Professor Greg Keating makes arguments for a moral view of tort law in new book
By Leslie Ridgeway
Professor Greg Keating became fascinated with tort law during his first semester as a student at Harvard Law School, when both law and economics and tort liability were rising forces in American law. Keating found the economic view of tort law as an instrument for minimizing the combined costs of paying for and avoiding accidents — thereby maximizing the wealth at society’s disposal — powerful but disturbing.
“To suppose that the infliction of severe harm on human beings should be treated as just another circumstance where the proper objective is to ensure that scarce resources are put to their highest uses, seemed wrongheaded,” says Keating.
Keating’s career-long interest in torts has culminated in the publication of Reasonableness and Risk: Right and Responsibility in the Law of Torts (Oxford University Press, 2022).
For Keating, the book is a chance to recast tort law as a matter of what people owe to each other in the way of responsibilities to avoid and repair harm. In developing this view, Reasonableness and Risk engages both the economic view of tort and the corrective justice and civil recourse views that arose to challenge the economic approach.
“Corrective justice and civil recourse theory think that the point of tort law is to repair or redress wrongs,” Keating says. “But repair and redress come into play only when tort law’s primary norms are violated, and the role of those primary norms is to spell out what we owe to each other in the way of responsibilities not to impair or interfere with each other’s urgent interests as we go about our lives.”
Reasonableness and Risk is constructed around several fundamental ideas, including that tort law is about what people owe to each other in the way of obligations not to impair urgent interests. Another is the idea of reasonableness.

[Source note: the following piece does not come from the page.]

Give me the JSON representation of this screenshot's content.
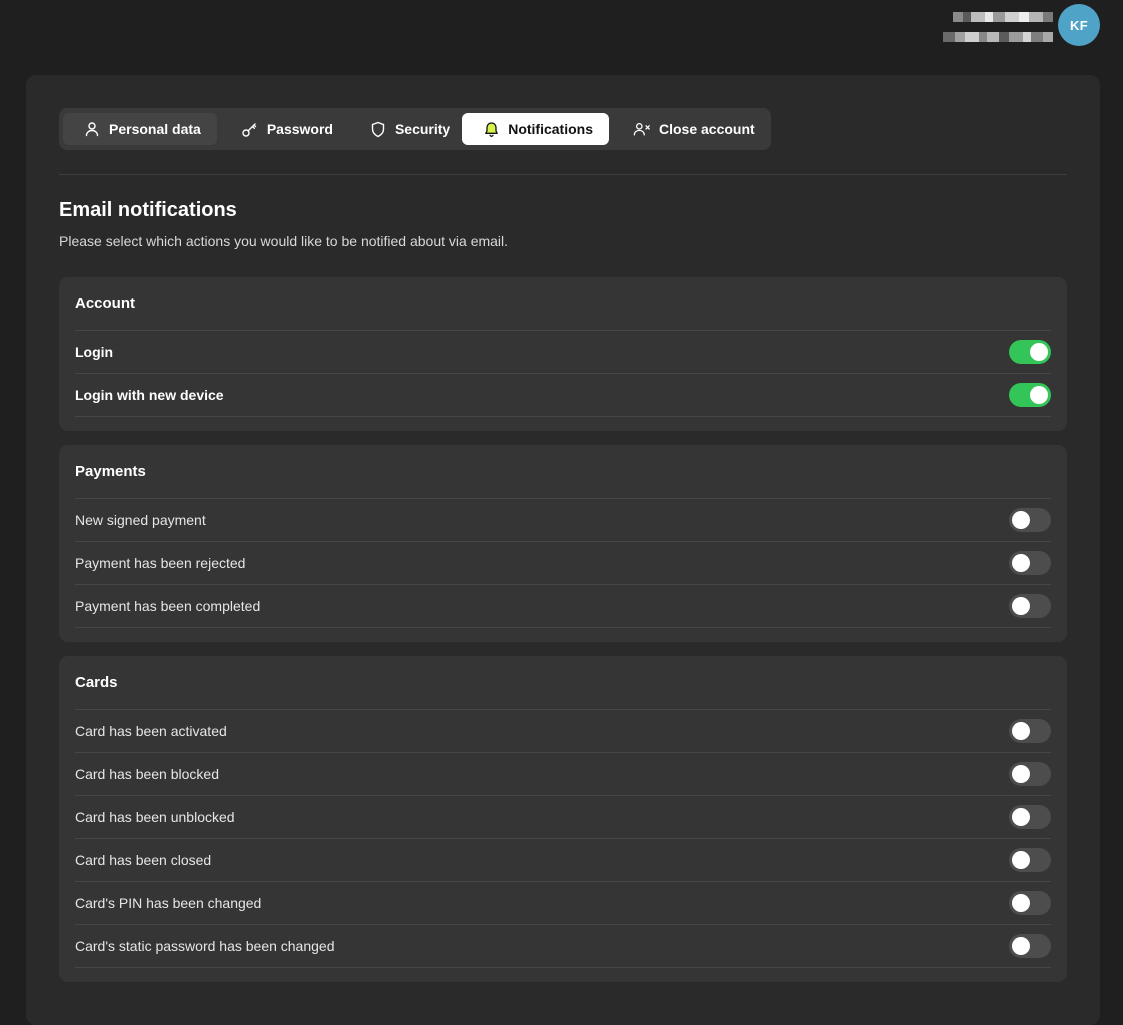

Economic analysis reduces reasonableness to social rationality, making what people owe to each other a matter of what a single, self-interested rational actor would do. To Keating, this cuts the moral heart out of tort law.
“We are distinct persons with separate lives to lead, and what we owe to each other in the way of care and repair is tort law’s subject,” Keating says. “Tort law’s rhetoric of reasonableness signals that it takes our relations to one another to be a matter of morality, not prudence.”
Keating also posits that harms and benefits are not, as economic analysis supposes, pluses and minuses on the same scale, but fundamentally asymmetrical. Physical harm comes close to being unconditionally bad whereas most benefits are only contingently good. Keating therefore challenges the economic view that taking more than efficient precaution against physical harm is an irrational squandering of wealth. Keating argues there is good reason to go beyond efficient prevention of harm to persons and to embrace more stringent norms of “safe” and “feasible” precaution, as environmental and workplace safety regulations commonly do.